A Cambridge startup is making fitness fun again.


Does your Spin class feel as boring as watching the spin cycle? A Cambridge company wants to change the way you pedal, using virtual reality.

VirZoom, founded by CEO Eric Janszen and CTO Eric Malafeew, is behind a stationary bike that transforms fitness into a virtual reality (VR) game. Equipped with controllers on the handlebars, heart rate monitors, and built-in pedal sensors that track your direction and speed, a VirZoom bike can turn a couch-bound gamer into a cyclist.

The idea for VirZoom came to Janszen in 2015, when his bike was stashed away for the winter. “I’m an avid cyclist, but I don’t like riding bicycles in the snow. VR could provide a way to ride off-season,” Janszen says.

Fast-forward a couple years, and you have the VirZoom bike. When paired with VirZoom Arcade software, which now boasts seven VR games—everything from kayaking through a duck pond to engaging in a tank battle—users can get moving without feeling like they’re exercising.  There’s also a multi-player option that allows users to compete with each other for points, and riders are invited to pitch new ideas to the game developers.

“[Users] are smiling, enjoying themselves. It’s not the type of behavior you get from someone on an exercise equipment,” Janszen says. “We’re tricking you into exercising. It’s kind of a negative way of putting it, but we saw this huge problem for individuals who needed extrinsic motivation to exercise.”

VirZoom transforms stationary bikes into gaming units using VR headsets that connect via Bluetooth. Compatible headsets currently include the HTC Vive, Oculus Rift, PlayStation VR, and Gear VR, though more will be added eventually.

One of VirZoom’s latest products, the VZ Sensor, is the size of a pack of quarters and lets you turn any stationary bike into a game world. “You can get any stationary bike, maybe the one gathering dust in your basement, and turn that into a VirZoom exercise game controller,” Janszen explains.

VZ Sensor, which just launched, is now available for preorder and costs $89.

Worried about your return on investment? Janszen says in a recent survey, VirZoom users reported exercising for an average of 24 minutes each day—a marked improvement over the long-untouched exercise equipment in your basement.

Indeed, Janszen says VirZoom is aimed at the “consumer that gets a health club membership but does not use it…[users] who need extrinsic motivation. We are creating these worlds that force you to move.”
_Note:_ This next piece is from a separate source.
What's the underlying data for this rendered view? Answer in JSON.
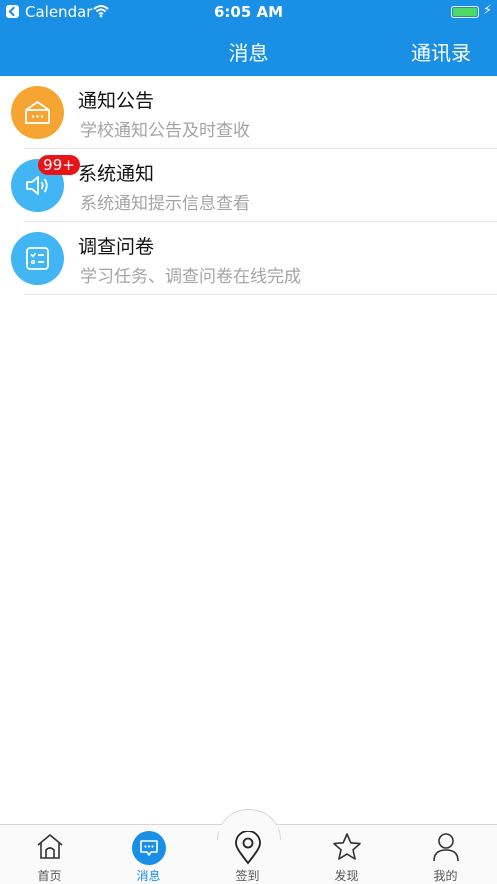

And if you do have that health club membership, you may soon see VirZoom at a gym, too. Janszen says that the company has begun a pilot program and is testing its products at gyms in the U.S., New Zealand, Hong Kong, Germany, Finland, and Turkey.